Before You Take Action

Don’t just jump on the first debt reduction method that feels good. Take your time and make sure that whatever method you choose, it’s the best one. Here are steps to help you do that.

Evaluate Your Financial Situation

Before you can figure out how to tackle your debt, you must understand how much you are already spending. Track every penny you spend for at least a month.

You can use whatever method you want for your tracking. Jot expenses (itemized, of course) down in a notebook, create a spreadsheet, or even use an app like Mint or TrueBill. Just make sure that you can easily understand what you have coming in and where it’s going as it goes out.

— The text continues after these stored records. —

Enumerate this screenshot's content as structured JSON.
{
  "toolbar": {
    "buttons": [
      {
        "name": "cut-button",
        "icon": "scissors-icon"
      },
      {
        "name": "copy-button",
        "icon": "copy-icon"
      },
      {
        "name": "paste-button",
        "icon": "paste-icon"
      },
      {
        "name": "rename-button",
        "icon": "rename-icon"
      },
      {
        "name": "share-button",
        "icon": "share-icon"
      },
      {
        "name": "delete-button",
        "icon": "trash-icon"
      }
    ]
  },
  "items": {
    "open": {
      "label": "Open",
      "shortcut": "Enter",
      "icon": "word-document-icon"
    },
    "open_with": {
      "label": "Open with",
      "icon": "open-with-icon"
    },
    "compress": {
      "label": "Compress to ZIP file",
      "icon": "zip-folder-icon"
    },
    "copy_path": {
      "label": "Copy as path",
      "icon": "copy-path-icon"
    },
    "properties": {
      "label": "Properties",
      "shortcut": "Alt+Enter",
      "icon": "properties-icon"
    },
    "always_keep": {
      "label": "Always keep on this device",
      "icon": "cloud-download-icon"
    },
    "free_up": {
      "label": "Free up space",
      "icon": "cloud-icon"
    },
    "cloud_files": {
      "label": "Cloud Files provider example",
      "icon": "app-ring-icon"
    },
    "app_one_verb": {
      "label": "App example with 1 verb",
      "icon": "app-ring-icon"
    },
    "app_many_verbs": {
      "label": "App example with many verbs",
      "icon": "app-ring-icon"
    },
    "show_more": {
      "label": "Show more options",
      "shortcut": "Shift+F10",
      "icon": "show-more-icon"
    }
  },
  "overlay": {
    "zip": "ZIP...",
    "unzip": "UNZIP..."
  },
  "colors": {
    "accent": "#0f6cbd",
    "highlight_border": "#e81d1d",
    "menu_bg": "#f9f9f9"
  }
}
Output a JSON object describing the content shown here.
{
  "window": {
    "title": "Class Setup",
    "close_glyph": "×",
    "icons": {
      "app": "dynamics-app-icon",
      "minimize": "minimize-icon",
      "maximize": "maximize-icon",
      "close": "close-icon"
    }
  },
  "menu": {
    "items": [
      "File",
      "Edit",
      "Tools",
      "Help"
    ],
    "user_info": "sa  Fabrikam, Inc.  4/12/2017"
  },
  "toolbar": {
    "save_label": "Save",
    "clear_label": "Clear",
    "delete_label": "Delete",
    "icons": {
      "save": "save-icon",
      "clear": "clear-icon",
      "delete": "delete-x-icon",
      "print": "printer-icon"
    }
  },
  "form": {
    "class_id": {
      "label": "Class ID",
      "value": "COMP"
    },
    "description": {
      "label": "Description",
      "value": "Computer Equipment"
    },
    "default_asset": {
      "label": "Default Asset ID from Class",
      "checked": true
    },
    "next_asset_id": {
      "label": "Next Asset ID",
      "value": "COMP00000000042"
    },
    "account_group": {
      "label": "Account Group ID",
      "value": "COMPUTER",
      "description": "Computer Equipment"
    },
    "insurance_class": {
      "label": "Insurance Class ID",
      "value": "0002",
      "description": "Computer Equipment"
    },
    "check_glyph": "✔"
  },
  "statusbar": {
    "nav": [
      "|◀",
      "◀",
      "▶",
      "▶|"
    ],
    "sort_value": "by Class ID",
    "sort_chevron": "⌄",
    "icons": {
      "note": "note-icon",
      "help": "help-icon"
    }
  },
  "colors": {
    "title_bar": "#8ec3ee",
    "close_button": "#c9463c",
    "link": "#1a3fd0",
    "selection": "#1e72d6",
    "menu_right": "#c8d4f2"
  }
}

Free Up Cash With a Budget

Once you know exactly where your money is going, it will be a lot easier to reconfigure your spending into a budget. Here are some ways that you can do that.

Start an Emergency Fund

After you set money aside for your monthly necessities like your rent, utilities, and food, you should start tucking money away in a savings account to help build up an emergency fund. You don’t have to set much aside, especially while you’re trying to pay off your debts. Still, every little bit helps.

Set a Debt Payment Goal

You know yourself best. What will be the most motivating for you—the debt avalanche approach? Or do you need the motivation of the debt snowball? Choose one and organize your debts accordingly.

Cut Nonessential Spending

Nobody is going to tell you that you can’t pay off your debts and have fun at the same time. You absolutely can! You just must be more careful about where you find your entertainment. You can get books, movies, even music from your local library. Your local park might have a free movie night. Instead of spending money on stuff you don’t need, find what you want for free and then put the money you would have spent on it toward your debt.

Work Methodically

It would be awesome if you could come into a windfall that will magically pay off all your debts and leave you with enough left over to live comfortably. In lieu of that, however, taking a slow and methodical approach to your debt repayment is best. It will be better for your financial health in the long run.

Be Realistic

As mentioned above, there is no reason you can’t work toward paying off your debt and still manage to have fun. In fact, it is essential that you do this. If you cut too much of your spending and deny yourself too much, you’re more likely to “binge spend” and undo all your hard work. Instead, set aside a small amount of “mad money” every month for impulse purchases or something fun just because you want it.

The Bottom Line

Spending is easy. Repaying debt is hard. Still, there are ways that you can do it and even save money while you do! Use the methods mentioned here to help yourself do exactly that.


What Happens if I Stop Paying My Credit Card Bills?

Your credit score will tank, your credit history will look bad, and you’ll have a hard time doing much of anything that requires credit for a long time. A good credit score will help you qualify for the best interest rates, get a new cell phone, rent an apartment and could even come into play when you’re looking for a new job.
In addition, though you will not go to jail for defaulting on debt payments, a lender or credit card issuer could turn you over to a collections agency or could sue you, and you could end up having your wages garnished.

How Does Debt Reduction Affect My Credit Score?

As you pay your debts down, your credit score will go up. This is because your credit utilization ratio will decrease and you’ll have fewer late payments marring your credit score. One late credit card payment will stay on your credit report for up to seven years.

What Should I Do if the Debt Collector is Harassing Me?

The FTC has a lot of tips to help you if you are being harassed. In the short term, though, tell them that you are contacting your lawyer. This will scare off the scammers.